* WHAT IS BEING ASKED
In the records that follow, find each line containing "spring" and copy it.

--------------------

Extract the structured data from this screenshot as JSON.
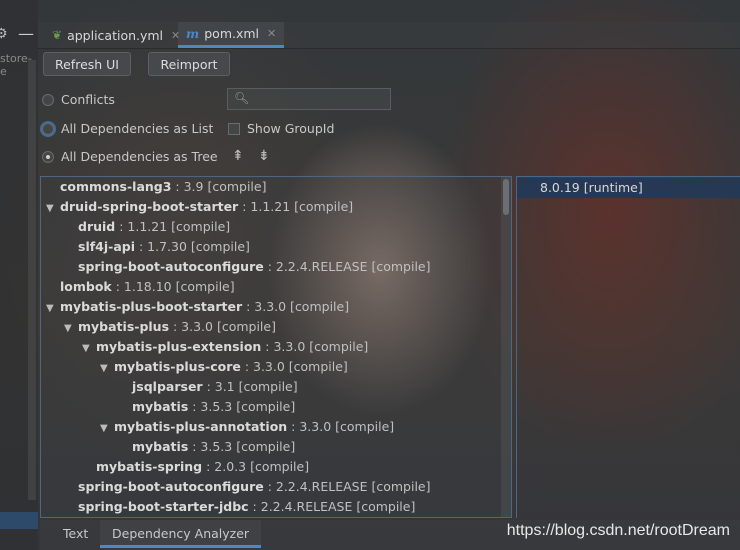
{
  "tabs": [
    {
      "label": "application.yml",
      "icon": "spring-leaf-icon"
    },
    {
      "label": "pom.xml",
      "icon": "maven-m-icon",
      "active": true
    }
  ],
  "sidebar": {
    "project_label": "store-e"
  },
  "toolbar": {
    "refresh_label": "Refresh UI",
    "reimport_label": "Reimport"
  },
  "options": {
    "conflicts_label": "Conflicts",
    "list_label": "All Dependencies as List",
    "tree_label": "All Dependencies as Tree",
    "show_groupid_label": "Show GroupId",
    "selected_mode": "tree"
  },
  "search": {
    "placeholder": ""
  },
  "tree": [
    {
      "name": "commons-lang3",
      "version": ": 3.9 [compile]",
      "level": 0,
      "expanded": null
    },
    {
      "name": "druid-spring-boot-starter",
      "version": ": 1.1.21 [compile]",
      "level": 0,
      "expanded": true
    },
    {
      "name": "druid",
      "version": ": 1.1.21 [compile]",
      "level": 1,
      "expanded": null
    },
    {
      "name": "slf4j-api",
      "version": ": 1.7.30 [compile]",
      "level": 1,
      "expanded": null
    },
    {
      "name": "spring-boot-autoconfigure",
      "version": ": 2.2.4.RELEASE [compile]",
      "level": 1,
      "expanded": null
    },
    {
      "name": "lombok",
      "version": ": 1.18.10 [compile]",
      "level": 0,
      "expanded": null
    },
    {
      "name": "mybatis-plus-boot-starter",
      "version": ": 3.3.0 [compile]",
      "level": 0,
      "expanded": true
    },
    {
      "name": "mybatis-plus",
      "version": ": 3.3.0 [compile]",
      "level": 1,
      "expanded": true
    },
    {
      "name": "mybatis-plus-extension",
      "version": ": 3.3.0 [compile]",
      "level": 2,
      "expanded": true
    },
    {
      "name": "mybatis-plus-core",
      "version": ": 3.3.0 [compile]",
      "level": 3,
      "expanded": true
    },
    {
      "name": "jsqlparser",
      "version": ": 3.1 [compile]",
      "level": 4,
      "expanded": null
    },
    {
      "name": "mybatis",
      "version": ": 3.5.3 [compile]",
      "level": 4,
      "expanded": null
    },
    {
      "name": "mybatis-plus-annotation",
      "version": ": 3.3.0 [compile]",
      "level": 3,
      "expanded": true
    },
    {
      "name": "mybatis",
      "version": ": 3.5.3 [compile]",
      "level": 4,
      "expanded": null
    },
    {
      "name": "mybatis-spring",
      "version": ": 2.0.3 [compile]",
      "level": 2,
      "expanded": null
    },
    {
      "name": "spring-boot-autoconfigure",
      "version": ": 2.2.4.RELEASE [compile]",
      "level": 1,
      "expanded": null
    },
    {
      "name": "spring-boot-starter-jdbc",
      "version": ": 2.2.4.RELEASE [compile]",
      "level": 1,
      "expanded": null
    }
  ],
  "detail": {
    "selected": "8.0.19 [runtime]"
  },
  "bottom_tabs": {
    "text_label": "Text",
    "analyzer_label": "Dependency Analyzer"
  },
  "watermark": "https://blog.csdn.net/rootDream",
  "colors": {
    "accent": "#4a88c7",
    "selection": "#203a5a",
    "border": "#4d6782"
  }
}
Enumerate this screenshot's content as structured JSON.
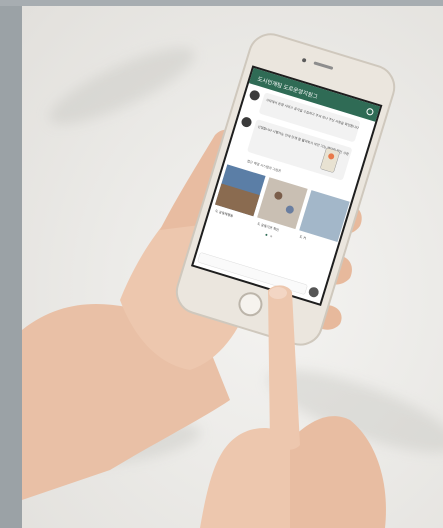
{
  "scene": "hand holding smartphone showing chat app",
  "colors": {
    "background": "#eceae6",
    "left_strip": "#9ba2a6",
    "phone_body": "#e9e4dc",
    "app_header": "#2f6b55",
    "screen": "#ffffff",
    "skin": "#edc7ae"
  },
  "phone": {
    "header_title": "도시인재팀 도로운영지원그",
    "message_1": "시작에서 운영 서비스 공식을 수집하고 주셔 보나 주신 사항을 확인합니다",
    "message_2": "신청합니다 시행가능 안내 단계 잘 물어보시 보안 기능 해당화 확인 사항",
    "message_3": "접근 해결 시스템의 그림은",
    "card_1_caption": "도 공동체행동",
    "card_2_caption": "도 공동기관 확인",
    "card_3_caption": "도 커"
  }
}
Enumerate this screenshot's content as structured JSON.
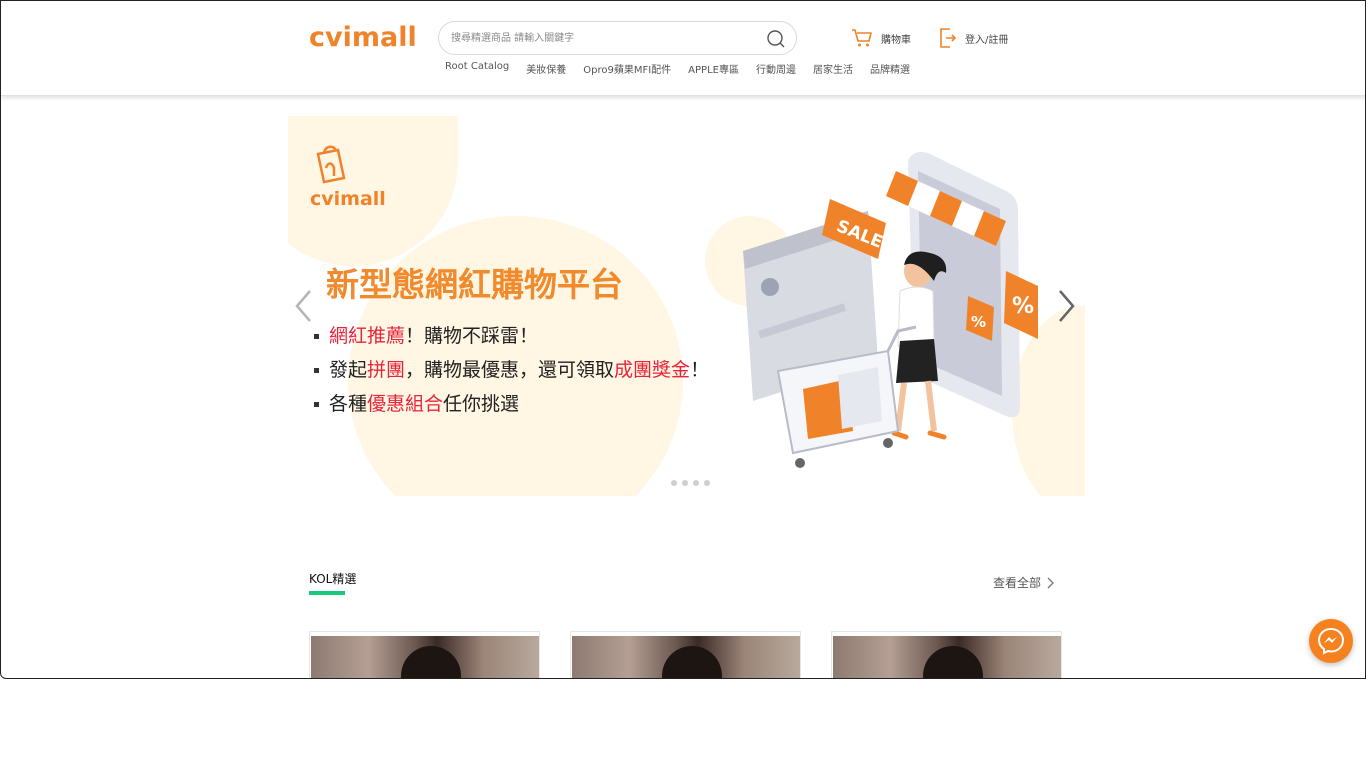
{
  "header": {
    "logo_text": "cvimall",
    "search": {
      "placeholder": "搜尋精選商品 請輸入關鍵字"
    },
    "cart_label": "購物車",
    "login_label": "登入/註冊",
    "nav_items": [
      "Root Catalog",
      "美妝保養",
      "Opro9蘋果MFI配件",
      "APPLE專區",
      "行動周邊",
      "居家生活",
      "品牌精選"
    ]
  },
  "banner": {
    "logo_text": "cvimall",
    "headline": "新型態網紅購物平台",
    "line1": {
      "hl": "網紅推薦",
      "rest": "！購物不踩雷！"
    },
    "line2": {
      "a": "發起",
      "hl1": "拼團",
      "b": "，購物最優惠，還可領取",
      "hl2": "成團獎金",
      "c": "！"
    },
    "line3": {
      "a": "各種",
      "hl": "優惠組合",
      "b": "任你挑選"
    },
    "sale_tag": "SALE",
    "percent_tag": "%",
    "slide_count": 4
  },
  "kol_section": {
    "title": "KOL精選",
    "view_all": "查看全部"
  },
  "colors": {
    "brand_orange": "#f0832a",
    "highlight_red": "#e8243c",
    "section_underline": "#16c97e",
    "messenger": "#f5821f"
  },
  "icons": {
    "search": "search-icon",
    "cart": "cart-icon",
    "login": "login-icon",
    "prev": "chevron-left-icon",
    "next": "chevron-right-icon",
    "view_all": "chevron-right-icon",
    "messenger": "messenger-icon"
  }
}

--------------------

* RESPONSE AREA
      "icon": "spring-leaf-icon"
      "name": "druid-spring-boot-starter",
      "name": "spring-boot-autoconfigure",
      "name": "mybatis-spring",
      "name": "spring-boot-autoconfigure",
      "name": "spring-boot-starter-jdbc",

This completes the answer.